After only eight days into the quest for a svelte, less wheezy, more flexible old hack, I have an early contender for saddest, grimmest gym moment of all eternity.
As previously detailed, the nice, fit, young people at the Prince Regent have, rather gamely, accepted the challenge of gently encouraging me back to fitness, and, hopefully, a not-so-shambling and sickly middle age and beyond.
The moment of pathos came during a brief, but sweaty, stint on a cross trainer when I desperately attempted to lower the intensity of the machine – from one to zero.
I wasn’t trying to switch it off, I was just hoping for a less intensive experience than level one.
But it transpires cross trainers don’t have a level zero.
What exactly was I expecting at ‘level zero’? A fully automated cross trainer? Perhaps one that also made me a sausage sandwich while at the same time massaging my back with essential oils?
That said, it hasn’t been a bad first two weeks out of eight.
I’ve managed three immensely challenging Pilates classes, three steady gym sessions, and a full round of golf (and yes golf-haters, it does count as exercise, especially the blundering way I play it).
Obviously I need to do more, but as is often the way a few things have gotten in the way, including a weekend trip home to see the family, a spectacular and fairly boozy meal out, and life in general.
Perhaps I’m making excuses already. Let’s hope not, and hopefully next week’s stats will be better.
It has been nice to get back to the Prince Regent’s petite but well-decked out gym.
In recent years I’ve been a rolling stone in terms of regular gyms and to double the number of musical allusions, wherever I’ve laid my musty old towel, that’s been my home.
I’ve tried big out-of-town slighter posher establishments, the type where there are more gleaming machines than punters but are susceptible to price increases, and tie you into contracts that are only marginally less long-term binding than most Mafia blood oaths.
More recently I’ve gone for the new generation of cheap and cheerful town centre chain gyms.
They’re competitively-priced and not short of equipment, but left me feeling like a worker-drone in a science fiction film, ineffectually plodding away with no encouragement or human interaction, despite being around up to 200 other plodders.
The Prince Regent gym feels less impersonal, and each time I’ve gone there I’ve bumped into my Pilates guru Sean, or the gym manager Ryan. Although it’s worth noting that I haven’t yet visited the gym during a very busy period, so next week I might be full of fire and brimstone after being forced to wait more than a minute for the lat-pulldown machine.
On the subject of negative emotions, I’ve thus far spared my dignity and the readers’ sensibilities by avoiding photos of me in ‘action’.
But I’ve reluctantly accepted the above is often part of the fitness/weight loss narrative, so you can look forward to a more shots of me gurning like a maniac and perspiring like I’ve just completed a Sub-Saharan Triathlon rather than 10 minutes on a treadmill.

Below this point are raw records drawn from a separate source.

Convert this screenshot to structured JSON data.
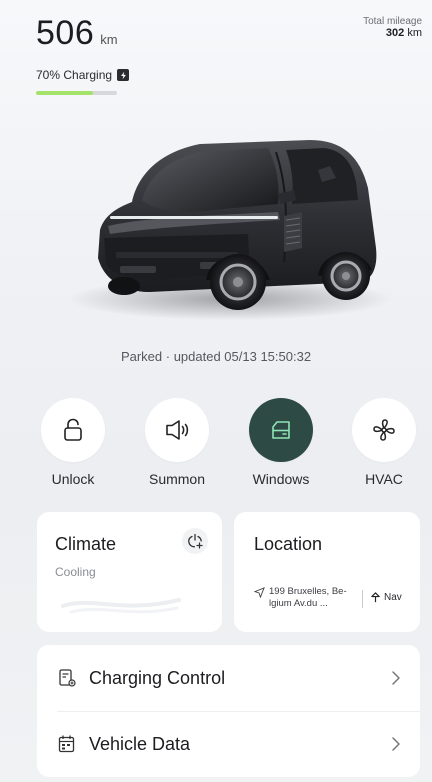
{
  "header": {
    "range_value": "506",
    "range_unit": "km",
    "total_mileage_label": "Total mileage",
    "total_mileage_value": "302",
    "total_mileage_unit": "km",
    "charging_text": "70% Charging",
    "battery_level": 0.7
  },
  "vehicle": {
    "status_text": "Parked · updated 05/13 15:50:32"
  },
  "quick_actions": [
    {
      "label": "Unlock",
      "icon": "unlock-icon",
      "active": false
    },
    {
      "label": "Summon",
      "icon": "horn-icon",
      "active": false
    },
    {
      "label": "Windows",
      "icon": "window-icon",
      "active": true
    },
    {
      "label": "HVAC",
      "icon": "fan-icon",
      "active": false
    }
  ],
  "climate_card": {
    "title": "Climate",
    "status": "Cooling"
  },
  "location_card": {
    "title": "Location",
    "address": "199 Bruxelles, Be-lgium Av.du ...",
    "nav_label": "Nav"
  },
  "list": [
    {
      "label": "Charging Control",
      "icon": "charging-icon"
    },
    {
      "label": "Vehicle Data",
      "icon": "calendar-data-icon"
    }
  ],
  "colors": {
    "accent_active": "#2e4a44",
    "battery_fill": "#a5e26b",
    "background": "#f2f3f5",
    "card": "#ffffff"
  }
}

In fact 10 minutes of cross-trainer striding on a high(ish) incline has proved to be one of my favourite elements of my new, rather modest, gym programme.
As a strutting young buck I was always fairly dismissive of people walking on a treadmill, but now as a war-wounded old beast, anything which is vaguely cardiovascular without bashing my spine is a God-send.
Less straight-forward is a cross-trainer where the feet glides back on a funny angle, leading you into a movement similar to my mum twisting away on bygone dancefloors. It’s harder than it sounds, and initially left me lurching about a bit until I go the gist of it. Mum would have been proud.
To find out more about the gym and classes at the Prince Regent visit www.freedom-leisure.co.uk